# How to complete this task:
Set down a faithful copy of every record, and skip the pictures in it.

# Input data:

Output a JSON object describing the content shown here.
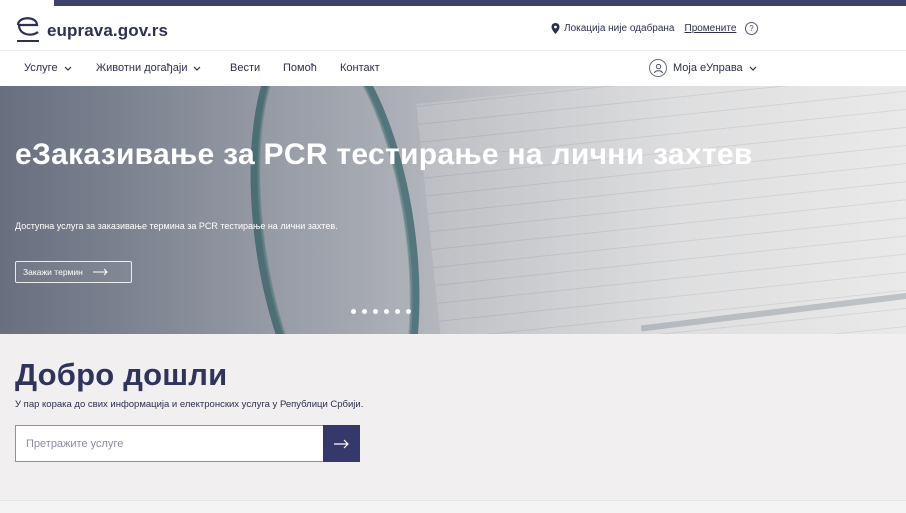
{
  "header": {
    "logo_text": "euprava.gov.rs",
    "location_text": "Локација није одабрана",
    "change_link": "Промените",
    "help_label": "?"
  },
  "nav": {
    "items": [
      {
        "label": "Услуге",
        "has_dropdown": true
      },
      {
        "label": "Животни догађаји",
        "has_dropdown": true
      },
      {
        "label": "Вести",
        "has_dropdown": false
      },
      {
        "label": "Помоћ",
        "has_dropdown": false
      },
      {
        "label": "Контакт",
        "has_dropdown": false
      }
    ],
    "account_label": "Моја еУправа"
  },
  "hero": {
    "title": "еЗаказивање за PCR тестирање на лични захтев",
    "subtitle": "Доступна услуга за заказивање термина за PCR тестирање на лични захтев.",
    "button_label": "Закажи термин",
    "slides_count": 6
  },
  "main": {
    "heading": "Добро дошли",
    "subheading": "У пар корака до свих информација и електронских услуга у Републици Србији.",
    "search_placeholder": "Претражите услуге"
  },
  "colors": {
    "brand": "#35386b",
    "background": "#f1eff0"
  }
}
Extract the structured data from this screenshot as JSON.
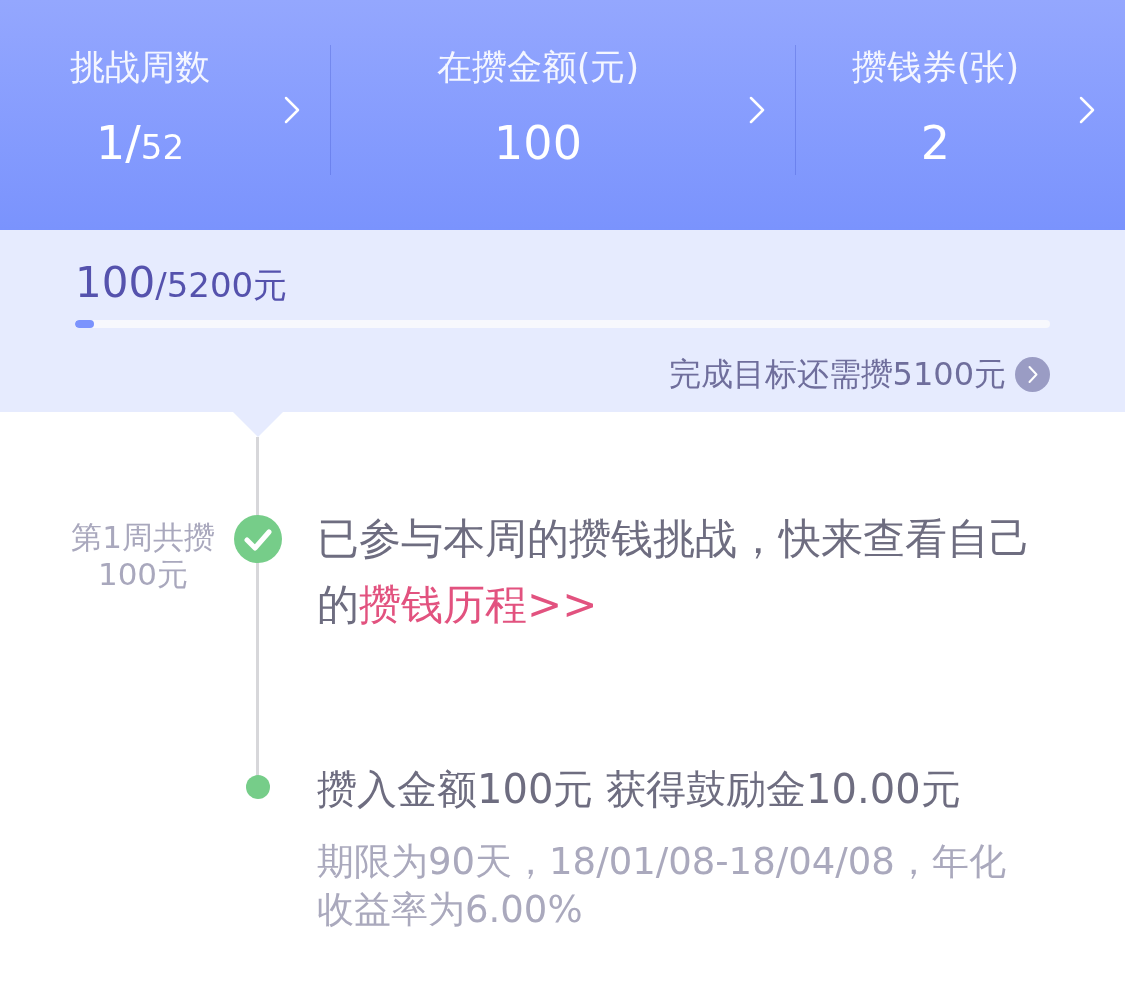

# Result of this exercise:
Output a JSON object describing the content shown here.
{
  "header": {
    "logo_text": "euprava.gov.rs",
    "location_text": "Локација није одабрана",
    "change_link": "Промените",
    "help_label": "?"
  },
  "nav": {
    "items": [
      {
        "label": "Услуге",
        "has_dropdown": true
      },
      {
        "label": "Животни догађаји",
        "has_dropdown": true
      },
      {
        "label": "Вести",
        "has_dropdown": false
      },
      {
        "label": "Помоћ",
        "has_dropdown": false
      },
      {
        "label": "Контакт",
        "has_dropdown": false
      }
    ],
    "account_label": "Моја еУправа"
  },
  "hero": {
    "title": "еЗаказивање за PCR тестирање на лични захтев",
    "subtitle": "Доступна услуга за заказивање термина за PCR тестирање на лични захтев.",
    "button_label": "Закажи термин",
    "slides_count": 6
  },
  "main": {
    "heading": "Добро дошли",
    "subheading": "У пар корака до свих информација и електронских услуга у Републици Србији.",
    "search_placeholder": "Претражите услуге"
  },
  "colors": {
    "brand": "#35386b",
    "background": "#f1eff0"
  }
}
Extract the structured data from this screenshot as JSON.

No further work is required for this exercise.